“As we grow the business, we reckoned we were at critical mass a few years ago, but now I think we’re not really at critical mass, simply because our terminal structures and airports won’t allow us to do that,” he said in reference to Emirates’ current Dubai International airport home, speaking during a briefing at the IATA AGM on 6 June.
Crucially, Clark says the Dubai government is close to a decision on the future of DWC – an airport that opened in 2010 and has largely been used for cargo operations since. Emirates’ desire is for a new passenger terminal to open there in the 2032-2033 timeframe.
“If we go to the DWC thing and it’s designed the way we would like it, watch this space,” says Clark.
He cites such developments as reflecting the huge growth potential that still exists among the Middle East’s airlines.
“I don’t want to terrorise anybody, but with what is going on in the UAE in Dubai and Abu Dhabi, and in Saudi Arabia of course – you must be there to deal with it,” he states, referencing moves in the latter country to launch Riyadh Air and invest heavily in commercial aviation.
For now, Emirates’ growth will partly be focused on the Airbus A350-900s that it is due to begin receiving next year, with Clark stating that the carrier is looking at serving points in Africa, South America, North America and Asia with the twinjets.
There are “multiple points in Africa” in particular that interest Emirates, Clark says, while he also insists that “we aren’t finished with North America by a long stretch”.
Emirates’ relationship with budget carrier Flydubai is also “working quite well” when it comes to driving growth, Clark says.
“They are fairly ambitious about growth plans and they are populating more and more routes that we ordinarily wouldn’t go to: the ‘stan’ states [in central Asia], places like Catania, Naples, Genoa, all these places just add to the super-hub we have created. They are piling in,” he says.
And the growth in demand for such city pairs once Emirates or Flydubai serve them means more markets eventually need upgauged aircraft.
“That’s why we need the A380,” Clark says. “It’s like a big Dyson – it’s hoovering up everything and it’s a great big black hole that’s sucking in matter from everywhere.”

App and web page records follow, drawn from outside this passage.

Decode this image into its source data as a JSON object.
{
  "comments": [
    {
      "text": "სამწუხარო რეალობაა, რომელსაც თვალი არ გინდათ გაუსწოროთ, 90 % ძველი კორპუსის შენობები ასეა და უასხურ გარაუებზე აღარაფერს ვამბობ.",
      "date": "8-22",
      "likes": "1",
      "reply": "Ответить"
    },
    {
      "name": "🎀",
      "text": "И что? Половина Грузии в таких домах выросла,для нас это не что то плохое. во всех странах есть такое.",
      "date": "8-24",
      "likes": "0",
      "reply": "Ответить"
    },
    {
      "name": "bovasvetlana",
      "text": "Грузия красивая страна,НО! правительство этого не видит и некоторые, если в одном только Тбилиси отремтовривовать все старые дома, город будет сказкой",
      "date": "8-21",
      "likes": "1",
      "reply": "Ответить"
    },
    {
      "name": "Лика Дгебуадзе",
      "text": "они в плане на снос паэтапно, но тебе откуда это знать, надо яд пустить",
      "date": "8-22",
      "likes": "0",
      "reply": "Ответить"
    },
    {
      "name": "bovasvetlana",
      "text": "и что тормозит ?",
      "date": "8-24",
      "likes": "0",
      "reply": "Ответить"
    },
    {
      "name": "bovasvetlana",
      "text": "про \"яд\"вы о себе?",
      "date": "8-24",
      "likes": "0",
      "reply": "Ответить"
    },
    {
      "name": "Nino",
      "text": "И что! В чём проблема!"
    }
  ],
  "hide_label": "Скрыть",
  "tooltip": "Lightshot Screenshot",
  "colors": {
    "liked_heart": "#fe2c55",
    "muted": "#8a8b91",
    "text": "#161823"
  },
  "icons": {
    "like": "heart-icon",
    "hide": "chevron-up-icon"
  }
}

A case in point is Emirates’ recent launch of A380 services to Denpasar. “As the aircraft landed, the beaches went dark and they thought it was a total eclipse because of the shadow of the aircraft all over the island,” he jokes of the capital city of Bali.
“It’s an indication of demand for places like that post-Covid,” Clark says, citing Europe as the source of much of that traffic. “Could that be in Phuket next, if they could take it?” he asks.
As always, Clark puts talk of the A380’s benefits in the context of there being no like-for-like replacement for the superjumbos, which are due to start leaving Emirates’ fleet in the early 2030s, The closest airframe is the Boeing 777-9 – which he expects Emirates to start receiving towards the end of 2025 – but that is still “a couple of hundred” seats short.
Clark says his latest attempt to pitch an updated A380 to Airbus – involving Rolls-Royce UltraFan engines, a lighter airframe and more than 500 seats across to two decks – was not met with much enthusiasm.
He finds that particularly frustrating given the lack of investment in the expansion of airport infrastructure around the world, meaning airlines such as Emirates might eventually be forced to offer fewer seats into slot-constrained airports, once the A380s are retired. That would likely push up fares, Clark suggests.
During the same briefing Clark said Emirates is planning to order more widebody jets as it looks to growth and replacement of its A380s and Boeing 777-300ERs in the next decade.
He also said that the status of Emirates’ existing 787 order is “under discussion” with Boeing.